§ **EXERCISE**
Go through each line of the records below and count those with the word "conexão"; give only the total.

§ **DATA PROVIDED**
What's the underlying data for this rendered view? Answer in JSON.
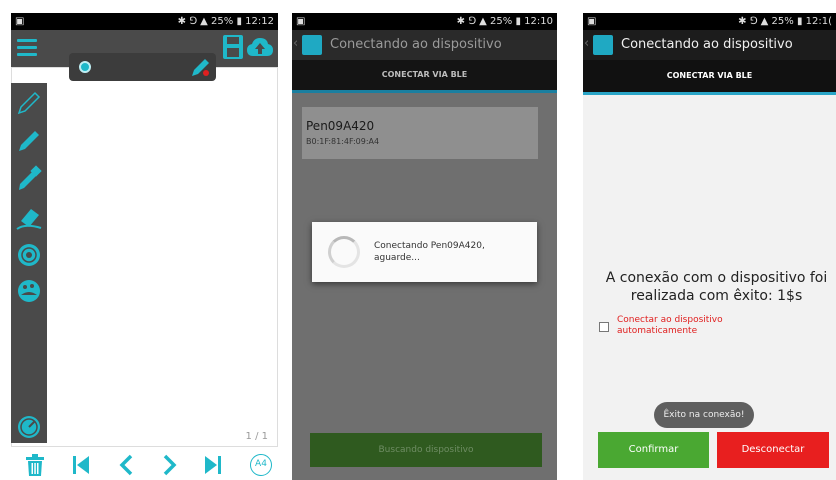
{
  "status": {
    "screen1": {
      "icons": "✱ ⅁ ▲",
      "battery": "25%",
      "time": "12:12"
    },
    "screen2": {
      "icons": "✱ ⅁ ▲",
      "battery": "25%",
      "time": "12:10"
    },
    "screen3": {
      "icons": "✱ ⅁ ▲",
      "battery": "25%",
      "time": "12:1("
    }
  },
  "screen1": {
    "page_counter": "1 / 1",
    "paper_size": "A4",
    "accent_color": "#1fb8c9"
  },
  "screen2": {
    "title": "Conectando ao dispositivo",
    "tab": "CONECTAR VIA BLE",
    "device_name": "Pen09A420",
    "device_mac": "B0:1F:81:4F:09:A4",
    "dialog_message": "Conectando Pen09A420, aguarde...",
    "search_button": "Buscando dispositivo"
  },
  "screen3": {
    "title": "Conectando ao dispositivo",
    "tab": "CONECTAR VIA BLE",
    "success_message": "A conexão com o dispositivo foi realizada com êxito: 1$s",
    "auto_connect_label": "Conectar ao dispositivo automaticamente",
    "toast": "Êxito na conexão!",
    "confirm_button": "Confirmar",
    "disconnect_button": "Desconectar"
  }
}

§ **RESULT OF THE EXERCISE**
2